ACTIVITY
Reproduce the listing below word for word.

PROVIDED DATA
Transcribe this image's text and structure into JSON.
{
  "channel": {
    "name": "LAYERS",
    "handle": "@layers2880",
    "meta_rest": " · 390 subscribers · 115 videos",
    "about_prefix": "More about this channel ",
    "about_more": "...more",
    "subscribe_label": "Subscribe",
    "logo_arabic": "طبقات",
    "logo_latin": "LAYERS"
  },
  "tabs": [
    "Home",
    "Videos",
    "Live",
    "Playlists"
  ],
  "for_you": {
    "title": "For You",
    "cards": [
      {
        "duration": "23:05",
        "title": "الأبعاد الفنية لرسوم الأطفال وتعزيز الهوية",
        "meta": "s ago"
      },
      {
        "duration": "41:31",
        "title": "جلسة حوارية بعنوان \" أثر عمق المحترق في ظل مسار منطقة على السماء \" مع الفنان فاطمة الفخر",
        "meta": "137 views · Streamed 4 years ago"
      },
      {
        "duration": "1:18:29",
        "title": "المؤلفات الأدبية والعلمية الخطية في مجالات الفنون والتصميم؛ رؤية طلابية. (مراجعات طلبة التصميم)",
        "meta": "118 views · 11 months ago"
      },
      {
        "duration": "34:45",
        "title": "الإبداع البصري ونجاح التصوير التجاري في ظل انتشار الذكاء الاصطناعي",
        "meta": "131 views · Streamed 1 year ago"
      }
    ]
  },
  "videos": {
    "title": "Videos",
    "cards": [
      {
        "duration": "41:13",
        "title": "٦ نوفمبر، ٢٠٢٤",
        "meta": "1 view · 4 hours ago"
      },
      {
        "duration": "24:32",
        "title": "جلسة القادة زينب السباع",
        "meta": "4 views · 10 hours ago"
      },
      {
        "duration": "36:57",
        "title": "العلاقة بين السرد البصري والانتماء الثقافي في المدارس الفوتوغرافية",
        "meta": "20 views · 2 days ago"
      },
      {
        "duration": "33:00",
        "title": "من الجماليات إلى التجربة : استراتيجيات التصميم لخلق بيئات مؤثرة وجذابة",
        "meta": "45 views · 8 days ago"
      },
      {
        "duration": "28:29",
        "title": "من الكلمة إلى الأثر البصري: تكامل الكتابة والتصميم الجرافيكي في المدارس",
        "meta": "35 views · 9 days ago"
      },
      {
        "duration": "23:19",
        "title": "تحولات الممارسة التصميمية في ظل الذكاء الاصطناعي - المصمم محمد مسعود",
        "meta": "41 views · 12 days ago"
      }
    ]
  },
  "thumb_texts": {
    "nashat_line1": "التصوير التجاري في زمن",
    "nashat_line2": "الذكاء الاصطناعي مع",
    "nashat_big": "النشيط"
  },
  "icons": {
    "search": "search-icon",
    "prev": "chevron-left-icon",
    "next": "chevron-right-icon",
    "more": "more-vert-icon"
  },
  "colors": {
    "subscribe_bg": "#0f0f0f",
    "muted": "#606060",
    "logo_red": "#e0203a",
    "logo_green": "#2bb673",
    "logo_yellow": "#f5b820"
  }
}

YOUR SOLUTION
Transcribe this image's text and structure into JSON.
{
  "channel": {
    "name": "LAYERS",
    "handle": "@layers2880",
    "meta_rest": " · 390 subscribers · 115 videos",
    "about_prefix": "More about this channel ",
    "about_more": "...more",
    "subscribe_label": "Subscribe",
    "logo_arabic": "طبقات",
    "logo_latin": "LAYERS"
  },
  "tabs": [
    "Home",
    "Videos",
    "Live",
    "Playlists"
  ],
  "for_you": {
    "title": "For You",
    "cards": [
      {
        "duration": "23:05",
        "title": "الأبعاد الفنية لرسوم الأطفال وتعزيز الهوية",
        "meta": "s ago"
      },
      {
        "duration": "41:31",
        "title": "جلسة حوارية بعنوان \" أثر عمق المحترق في ظل مسار منطقة على السماء \" مع الفنان فاطمة الفخر",
        "meta": "137 views · Streamed 4 years ago"
      },
      {
        "duration": "1:18:29",
        "title": "المؤلفات الأدبية والعلمية الخطية في مجالات الفنون والتصميم؛ رؤية طلابية. (مراجعات طلبة التصميم)",
        "meta": "118 views · 11 months ago"
      },
      {
        "duration": "34:45",
        "title": "الإبداع البصري ونجاح التصوير التجاري في ظل انتشار الذكاء الاصطناعي",
        "meta": "131 views · Streamed 1 year ago"
      }
    ]
  },
  "videos": {
    "title": "Videos",
    "cards": [
      {
        "duration": "41:13",
        "title": "٦ نوفمبر، ٢٠٢٤",
        "meta": "1 view · 4 hours ago"
      },
      {
        "duration": "24:32",
        "title": "جلسة القادة زينب السباع",
        "meta": "4 views · 10 hours ago"
      },
      {
        "duration": "36:57",
        "title": "العلاقة بين السرد البصري والانتماء الثقافي في المدارس الفوتوغرافية",
        "meta": "20 views · 2 days ago"
      },
      {
        "duration": "33:00",
        "title": "من الجماليات إلى التجربة : استراتيجيات التصميم لخلق بيئات مؤثرة وجذابة",
        "meta": "45 views · 8 days ago"
      },
      {
        "duration": "28:29",
        "title": "من الكلمة إلى الأثر البصري: تكامل الكتابة والتصميم الجرافيكي في المدارس",
        "meta": "35 views · 9 days ago"
      },
      {
        "duration": "23:19",
        "title": "تحولات الممارسة التصميمية في ظل الذكاء الاصطناعي - المصمم محمد مسعود",
        "meta": "41 views · 12 days ago"
      }
    ]
  },
  "thumb_texts": {
    "nashat_line1": "التصوير التجاري في زمن",
    "nashat_line2": "الذكاء الاصطناعي مع",
    "nashat_big": "النشيط"
  },
  "icons": {
    "search": "search-icon",
    "prev": "chevron-left-icon",
    "next": "chevron-right-icon",
    "more": "more-vert-icon"
  },
  "colors": {
    "subscribe_bg": "#0f0f0f",
    "muted": "#606060",
    "logo_red": "#e0203a",
    "logo_green": "#2bb673",
    "logo_yellow": "#f5b820"
  }
}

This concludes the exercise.